Records from a data source:

▬▬▬▬▬▬

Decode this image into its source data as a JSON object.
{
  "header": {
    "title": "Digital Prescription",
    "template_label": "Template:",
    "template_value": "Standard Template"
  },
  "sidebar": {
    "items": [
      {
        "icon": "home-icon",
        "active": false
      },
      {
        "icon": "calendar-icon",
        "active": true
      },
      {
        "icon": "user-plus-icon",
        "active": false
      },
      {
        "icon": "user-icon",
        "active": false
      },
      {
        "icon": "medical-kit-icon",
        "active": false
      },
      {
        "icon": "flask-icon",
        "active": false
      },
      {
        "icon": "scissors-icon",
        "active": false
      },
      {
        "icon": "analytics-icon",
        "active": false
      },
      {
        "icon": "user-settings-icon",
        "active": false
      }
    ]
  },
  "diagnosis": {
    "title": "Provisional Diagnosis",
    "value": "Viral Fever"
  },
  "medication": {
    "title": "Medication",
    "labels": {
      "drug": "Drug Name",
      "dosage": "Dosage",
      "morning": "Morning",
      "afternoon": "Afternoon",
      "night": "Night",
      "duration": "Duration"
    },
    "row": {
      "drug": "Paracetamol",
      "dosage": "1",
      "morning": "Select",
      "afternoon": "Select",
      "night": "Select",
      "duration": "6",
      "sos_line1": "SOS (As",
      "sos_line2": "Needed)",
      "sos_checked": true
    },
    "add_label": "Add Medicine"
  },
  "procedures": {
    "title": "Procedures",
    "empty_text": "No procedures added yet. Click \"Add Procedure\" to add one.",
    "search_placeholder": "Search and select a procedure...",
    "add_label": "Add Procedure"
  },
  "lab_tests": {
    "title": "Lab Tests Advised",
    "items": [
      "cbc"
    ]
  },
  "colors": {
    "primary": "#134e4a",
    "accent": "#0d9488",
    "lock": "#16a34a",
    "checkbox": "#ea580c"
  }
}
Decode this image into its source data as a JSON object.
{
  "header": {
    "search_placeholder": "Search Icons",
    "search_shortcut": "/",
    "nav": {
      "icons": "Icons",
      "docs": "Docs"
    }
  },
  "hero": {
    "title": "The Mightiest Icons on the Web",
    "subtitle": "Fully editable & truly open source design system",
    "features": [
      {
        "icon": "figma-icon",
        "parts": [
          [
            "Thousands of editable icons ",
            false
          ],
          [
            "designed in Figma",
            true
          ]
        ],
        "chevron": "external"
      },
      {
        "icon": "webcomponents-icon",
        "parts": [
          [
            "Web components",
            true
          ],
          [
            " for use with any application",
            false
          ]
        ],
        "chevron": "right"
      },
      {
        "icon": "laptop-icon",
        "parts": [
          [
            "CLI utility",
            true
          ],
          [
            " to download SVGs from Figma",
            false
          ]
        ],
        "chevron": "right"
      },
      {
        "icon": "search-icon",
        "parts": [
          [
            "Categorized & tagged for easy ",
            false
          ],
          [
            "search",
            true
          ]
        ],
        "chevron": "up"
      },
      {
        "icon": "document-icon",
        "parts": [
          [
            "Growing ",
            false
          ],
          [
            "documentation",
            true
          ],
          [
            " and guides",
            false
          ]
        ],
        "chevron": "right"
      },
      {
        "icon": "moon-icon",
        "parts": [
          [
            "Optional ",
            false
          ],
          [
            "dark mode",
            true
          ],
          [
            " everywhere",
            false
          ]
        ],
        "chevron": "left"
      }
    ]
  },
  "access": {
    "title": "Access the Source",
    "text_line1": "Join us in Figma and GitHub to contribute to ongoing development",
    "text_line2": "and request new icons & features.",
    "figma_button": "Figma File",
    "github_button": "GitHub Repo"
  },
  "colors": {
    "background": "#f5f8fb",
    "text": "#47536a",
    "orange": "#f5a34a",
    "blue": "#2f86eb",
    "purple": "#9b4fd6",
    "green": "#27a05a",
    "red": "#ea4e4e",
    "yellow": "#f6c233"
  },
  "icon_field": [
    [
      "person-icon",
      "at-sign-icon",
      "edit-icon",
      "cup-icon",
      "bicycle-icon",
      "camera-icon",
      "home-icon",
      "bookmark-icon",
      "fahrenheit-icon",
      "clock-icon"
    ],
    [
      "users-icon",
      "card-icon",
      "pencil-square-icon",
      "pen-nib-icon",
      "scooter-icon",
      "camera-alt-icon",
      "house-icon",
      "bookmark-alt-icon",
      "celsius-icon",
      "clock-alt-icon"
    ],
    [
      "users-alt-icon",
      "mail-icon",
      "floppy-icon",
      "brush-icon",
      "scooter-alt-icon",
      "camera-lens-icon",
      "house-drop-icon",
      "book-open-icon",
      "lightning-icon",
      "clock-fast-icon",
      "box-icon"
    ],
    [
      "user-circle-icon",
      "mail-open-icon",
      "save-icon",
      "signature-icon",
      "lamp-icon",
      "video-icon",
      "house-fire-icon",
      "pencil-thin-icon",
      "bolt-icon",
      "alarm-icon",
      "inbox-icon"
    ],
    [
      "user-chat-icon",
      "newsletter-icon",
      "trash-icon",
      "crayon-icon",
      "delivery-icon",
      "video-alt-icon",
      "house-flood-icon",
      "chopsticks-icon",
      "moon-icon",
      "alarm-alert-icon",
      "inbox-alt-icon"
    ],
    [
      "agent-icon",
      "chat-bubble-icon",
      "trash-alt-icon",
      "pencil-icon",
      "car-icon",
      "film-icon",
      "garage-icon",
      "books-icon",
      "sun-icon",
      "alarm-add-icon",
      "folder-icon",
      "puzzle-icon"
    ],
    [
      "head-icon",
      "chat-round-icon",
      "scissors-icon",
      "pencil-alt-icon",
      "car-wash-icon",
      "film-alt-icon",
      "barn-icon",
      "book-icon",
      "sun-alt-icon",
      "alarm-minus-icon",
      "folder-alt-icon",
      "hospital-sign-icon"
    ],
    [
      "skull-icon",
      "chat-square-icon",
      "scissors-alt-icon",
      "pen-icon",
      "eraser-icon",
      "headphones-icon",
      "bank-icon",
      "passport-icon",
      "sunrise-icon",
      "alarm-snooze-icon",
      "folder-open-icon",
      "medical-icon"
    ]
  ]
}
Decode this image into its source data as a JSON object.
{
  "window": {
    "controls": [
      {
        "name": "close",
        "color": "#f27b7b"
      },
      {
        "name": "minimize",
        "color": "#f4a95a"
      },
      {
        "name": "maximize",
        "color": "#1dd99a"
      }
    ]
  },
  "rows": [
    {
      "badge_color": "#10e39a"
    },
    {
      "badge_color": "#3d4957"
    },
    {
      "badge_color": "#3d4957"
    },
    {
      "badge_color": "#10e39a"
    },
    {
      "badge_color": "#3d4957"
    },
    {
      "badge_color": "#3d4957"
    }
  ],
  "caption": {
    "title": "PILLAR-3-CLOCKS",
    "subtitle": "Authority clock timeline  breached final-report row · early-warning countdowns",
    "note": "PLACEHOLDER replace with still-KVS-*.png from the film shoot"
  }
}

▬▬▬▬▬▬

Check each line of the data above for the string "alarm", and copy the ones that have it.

RESULT BELOW:
      "alarm-icon",
      "alarm-alert-icon",
      "alarm-add-icon",
      "alarm-minus-icon",
      "alarm-snooze-icon",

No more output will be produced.